That is actually a good thing. This government has got too used to turning on the taps and letting the hard-earned cash of the electorate pour out. With a big hole in the coffers, they might actually have to think creatively, to think beyond spending to salvation.
Might I suggest they start with that big, bloated money-pit that is the NHS? Perhaps if they no longer have the means to chuck good money after bad, they will undertake the root-and-branch reform that is needed to actually provide a bit of value for money. If the pressure is on and they can no longer be ‘the party that pumps the most into the NHS’, the government could try something completely different. You never know what could be achieved with north of £150bn a year.
Also, those 91,000 civil service jobs that may or may not be cut in the latest drive for efficiency? That may take on a little more urgency when there is a big fiscal hole to fill. Why not? Bring it on! The private sector job market has too many vacancies, after all.
If these reforms and cuts mean that the government doesn’t have as much time to meddle in our day-to-day lives, then the PM will have inadvertently scored another goal. With less money sloshing around Whitehall, perhaps we would be spared such things as the nannying, illiberal anti-smoking report that surfaced from the deep today.
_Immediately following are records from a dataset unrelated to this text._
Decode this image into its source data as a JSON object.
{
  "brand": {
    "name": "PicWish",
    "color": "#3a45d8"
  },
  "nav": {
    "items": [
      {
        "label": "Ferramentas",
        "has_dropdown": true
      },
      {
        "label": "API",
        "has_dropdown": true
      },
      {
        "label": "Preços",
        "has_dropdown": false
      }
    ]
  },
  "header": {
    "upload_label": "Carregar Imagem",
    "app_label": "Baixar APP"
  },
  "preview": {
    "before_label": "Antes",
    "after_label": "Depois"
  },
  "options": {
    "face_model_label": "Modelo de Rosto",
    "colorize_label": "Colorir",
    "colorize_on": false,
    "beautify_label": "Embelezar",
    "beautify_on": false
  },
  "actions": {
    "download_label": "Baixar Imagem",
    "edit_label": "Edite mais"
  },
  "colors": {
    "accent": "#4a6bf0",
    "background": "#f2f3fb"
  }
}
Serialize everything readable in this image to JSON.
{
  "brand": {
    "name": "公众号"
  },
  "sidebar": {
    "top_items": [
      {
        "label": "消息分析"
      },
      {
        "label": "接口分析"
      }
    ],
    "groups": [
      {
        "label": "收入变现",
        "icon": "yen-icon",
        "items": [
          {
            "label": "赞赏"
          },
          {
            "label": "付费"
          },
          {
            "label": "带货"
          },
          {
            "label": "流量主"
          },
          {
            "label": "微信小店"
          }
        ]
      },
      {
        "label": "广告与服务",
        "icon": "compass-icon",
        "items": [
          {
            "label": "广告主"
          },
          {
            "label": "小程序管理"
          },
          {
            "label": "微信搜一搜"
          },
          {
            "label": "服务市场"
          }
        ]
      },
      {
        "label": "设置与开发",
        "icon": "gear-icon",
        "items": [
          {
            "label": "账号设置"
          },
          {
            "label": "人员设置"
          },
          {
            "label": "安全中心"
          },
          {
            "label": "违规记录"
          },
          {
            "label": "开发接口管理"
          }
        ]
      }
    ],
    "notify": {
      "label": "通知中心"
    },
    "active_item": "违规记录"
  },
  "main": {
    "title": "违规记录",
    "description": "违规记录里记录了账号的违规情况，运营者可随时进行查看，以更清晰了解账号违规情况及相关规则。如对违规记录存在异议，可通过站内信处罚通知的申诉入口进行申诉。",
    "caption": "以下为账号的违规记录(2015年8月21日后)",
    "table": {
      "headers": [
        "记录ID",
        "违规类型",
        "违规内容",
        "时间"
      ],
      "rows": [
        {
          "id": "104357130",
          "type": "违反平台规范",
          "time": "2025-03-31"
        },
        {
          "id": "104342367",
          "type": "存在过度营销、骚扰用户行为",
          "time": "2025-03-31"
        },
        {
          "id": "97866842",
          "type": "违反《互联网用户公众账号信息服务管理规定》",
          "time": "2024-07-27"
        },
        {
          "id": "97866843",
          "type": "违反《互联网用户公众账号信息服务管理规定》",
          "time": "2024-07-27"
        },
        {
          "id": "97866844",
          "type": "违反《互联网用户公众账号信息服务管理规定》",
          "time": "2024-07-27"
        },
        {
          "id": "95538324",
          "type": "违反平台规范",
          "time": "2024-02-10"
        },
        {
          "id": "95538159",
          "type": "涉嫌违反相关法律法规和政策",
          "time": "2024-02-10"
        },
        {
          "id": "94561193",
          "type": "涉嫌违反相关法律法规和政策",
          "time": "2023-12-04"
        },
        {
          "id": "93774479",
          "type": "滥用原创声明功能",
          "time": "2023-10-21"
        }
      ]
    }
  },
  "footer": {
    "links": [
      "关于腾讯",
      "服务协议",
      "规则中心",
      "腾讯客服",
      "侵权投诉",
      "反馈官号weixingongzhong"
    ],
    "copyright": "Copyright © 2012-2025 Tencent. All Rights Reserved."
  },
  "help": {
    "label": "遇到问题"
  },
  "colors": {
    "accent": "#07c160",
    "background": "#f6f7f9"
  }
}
A chance would be a fine thing.
As if by magic, all of this added together amounts to the green shoots of an honest-to-goodness small-state, conservative government. After the last few years, who would have thought we could have one of those?
The Prime Minister would be on to a winner with this plan. He would regain his star with the public (and possibly his ability to win elections), shining bright as the man who thought big to tackle the cost-of-living crisis. He would also bump himself back into being a real conservative. He would see again the majesty of leaving people alone to spend their own money, of letting them make their own choices without the government popping up over the top of the fence to take a look and make notes for the wardens.
He would be the Prime Minister that people needed, and one that people wanted. He just needs to cut some tax.